The problem: Wherever an image appears in the data, omit it and copy all the remaining text word for word.

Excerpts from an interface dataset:
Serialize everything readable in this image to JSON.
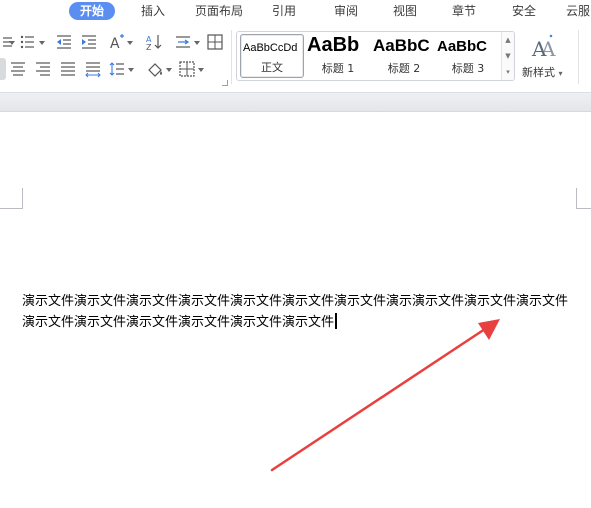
{
  "tabs": [
    {
      "label": "开始",
      "active": true
    },
    {
      "label": "插入"
    },
    {
      "label": "页面布局"
    },
    {
      "label": "引用"
    },
    {
      "label": "审阅"
    },
    {
      "label": "视图"
    },
    {
      "label": "章节"
    },
    {
      "label": "安全"
    },
    {
      "label": "云服"
    }
  ],
  "styles_gallery": {
    "items": [
      {
        "sample": "AaBbCcDd",
        "label": "正文",
        "selected": true
      },
      {
        "sample": "AaBb",
        "label": "标题 1"
      },
      {
        "sample": "AaBbC",
        "label": "标题 2"
      },
      {
        "sample": "AaBbC",
        "label": "标题 3"
      }
    ],
    "new_style_label": "新样式"
  },
  "document": {
    "body_text": "演示文件演示文件演示文件演示文件演示文件演示文件演示文件演示演示文件演示文件演示文件演示文件演示文件演示文件演示文件演示文件演示文件"
  },
  "colors": {
    "active_tab": "#5b8ef1",
    "annotation_arrow": "#e8403f",
    "ribbon_bottom": "#e8eaee"
  },
  "icons": [
    "list-indent-icon",
    "bullet-list-icon",
    "decrease-indent-icon",
    "increase-indent-icon",
    "character-scale-icon",
    "sort-icon",
    "line-spacing-icon",
    "borders-icon",
    "align-center-icon",
    "align-right-icon",
    "justify-icon",
    "distributed-icon",
    "paragraph-spacing-icon",
    "shading-icon",
    "table-borders-icon",
    "new-style-icon"
  ]
}
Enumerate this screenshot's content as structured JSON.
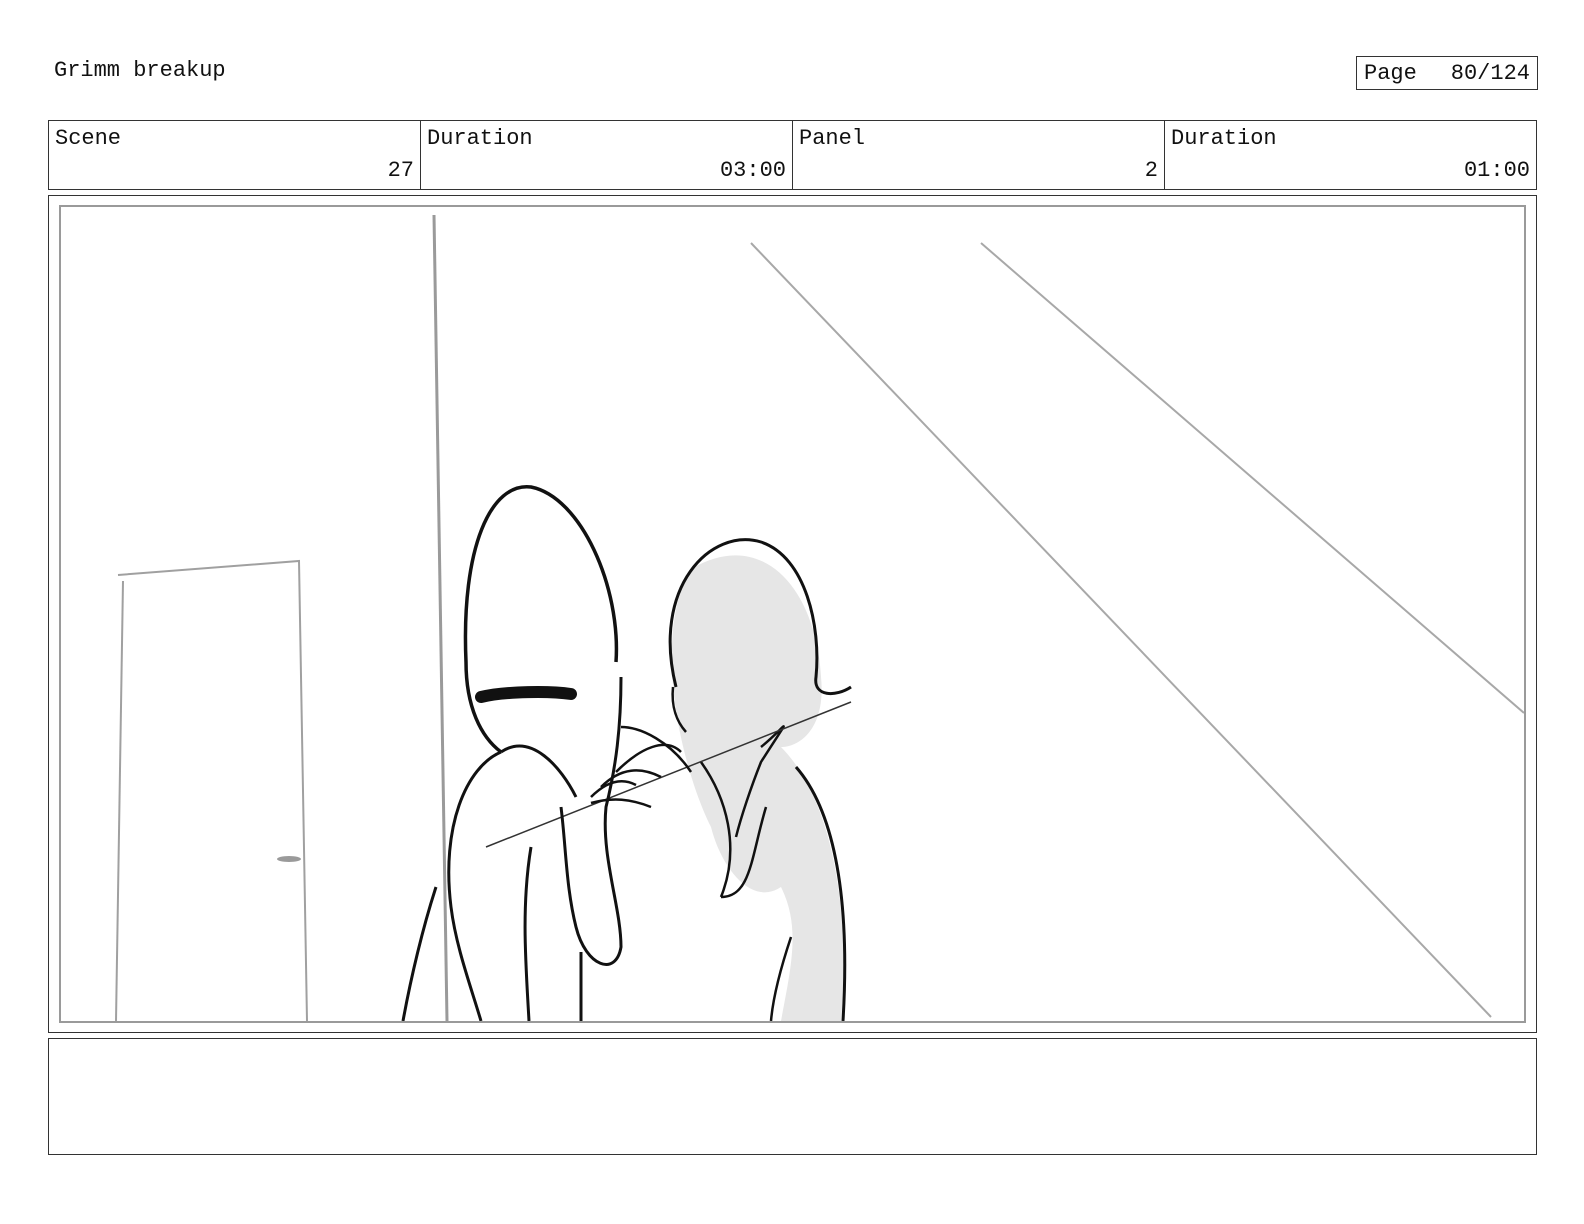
{
  "header": {
    "title": "Grimm breakup",
    "page_label": "Page",
    "page_number": "80/124"
  },
  "info": {
    "scene_label": "Scene",
    "scene_value": "27",
    "scene_duration_label": "Duration",
    "scene_duration_value": "03:00",
    "panel_label": "Panel",
    "panel_value": "2",
    "panel_duration_label": "Duration",
    "panel_duration_value": "01:00"
  },
  "notes": {
    "text": ""
  }
}
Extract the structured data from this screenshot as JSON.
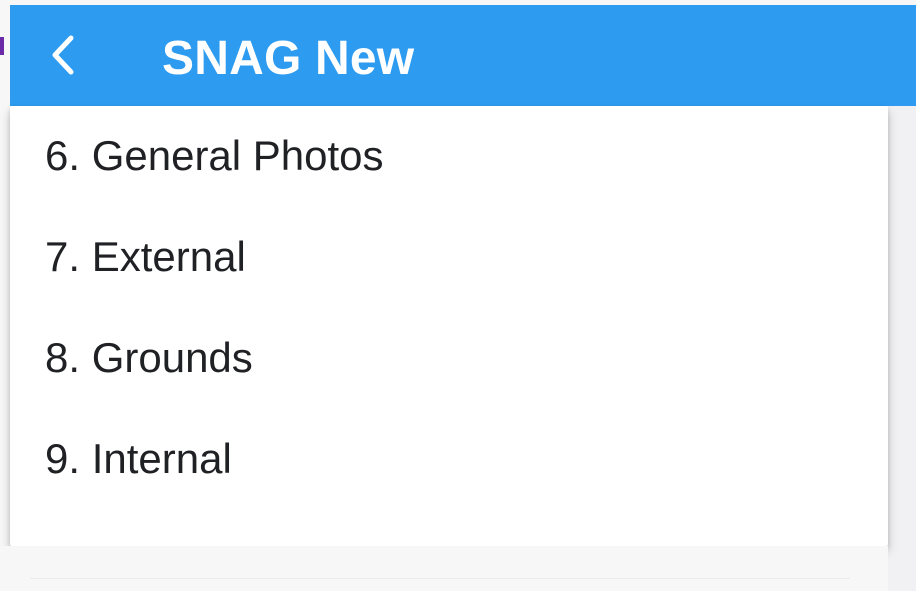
{
  "app_bar": {
    "title": "SNAG New",
    "back_icon": "chevron-left-icon",
    "background_color": "#2d9bf0"
  },
  "menu": {
    "items": [
      {
        "label": "6. General Photos"
      },
      {
        "label": "7. External"
      },
      {
        "label": "8. Grounds"
      },
      {
        "label": "9. Internal"
      }
    ]
  }
}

Exercise response:
Serialize everything readable in this image to JSON.
{
  "tabs": [
    {
      "label": "开始",
      "active": true
    },
    {
      "label": "插入"
    },
    {
      "label": "页面布局"
    },
    {
      "label": "引用"
    },
    {
      "label": "审阅"
    },
    {
      "label": "视图"
    },
    {
      "label": "章节"
    },
    {
      "label": "安全"
    },
    {
      "label": "云服"
    }
  ],
  "styles_gallery": {
    "items": [
      {
        "sample": "AaBbCcDd",
        "label": "正文",
        "selected": true
      },
      {
        "sample": "AaBb",
        "label": "标题 1"
      },
      {
        "sample": "AaBbC",
        "label": "标题 2"
      },
      {
        "sample": "AaBbC",
        "label": "标题 3"
      }
    ],
    "new_style_label": "新样式"
  },
  "document": {
    "body_text": "演示文件演示文件演示文件演示文件演示文件演示文件演示文件演示演示文件演示文件演示文件演示文件演示文件演示文件演示文件演示文件演示文件"
  },
  "colors": {
    "active_tab": "#5b8ef1",
    "annotation_arrow": "#e8403f",
    "ribbon_bottom": "#e8eaee"
  },
  "icons": [
    "list-indent-icon",
    "bullet-list-icon",
    "decrease-indent-icon",
    "increase-indent-icon",
    "character-scale-icon",
    "sort-icon",
    "line-spacing-icon",
    "borders-icon",
    "align-center-icon",
    "align-right-icon",
    "justify-icon",
    "distributed-icon",
    "paragraph-spacing-icon",
    "shading-icon",
    "table-borders-icon",
    "new-style-icon"
  ]
}
Enumerate this screenshot's content as structured JSON.
{
  "header": {
    "title": "Grimm breakup",
    "page_label": "Page",
    "page_number": "80/124"
  },
  "info": {
    "scene_label": "Scene",
    "scene_value": "27",
    "scene_duration_label": "Duration",
    "scene_duration_value": "03:00",
    "panel_label": "Panel",
    "panel_value": "2",
    "panel_duration_label": "Duration",
    "panel_duration_value": "01:00"
  },
  "notes": {
    "text": ""
  }
}
Extract the structured data from this screenshot as JSON.
{
  "app_bar": {
    "title": "SNAG New",
    "back_icon": "chevron-left-icon",
    "background_color": "#2d9bf0"
  },
  "menu": {
    "items": [
      {
        "label": "6. General Photos"
      },
      {
        "label": "7. External"
      },
      {
        "label": "8. Grounds"
      },
      {
        "label": "9. Internal"
      }
    ]
  }
}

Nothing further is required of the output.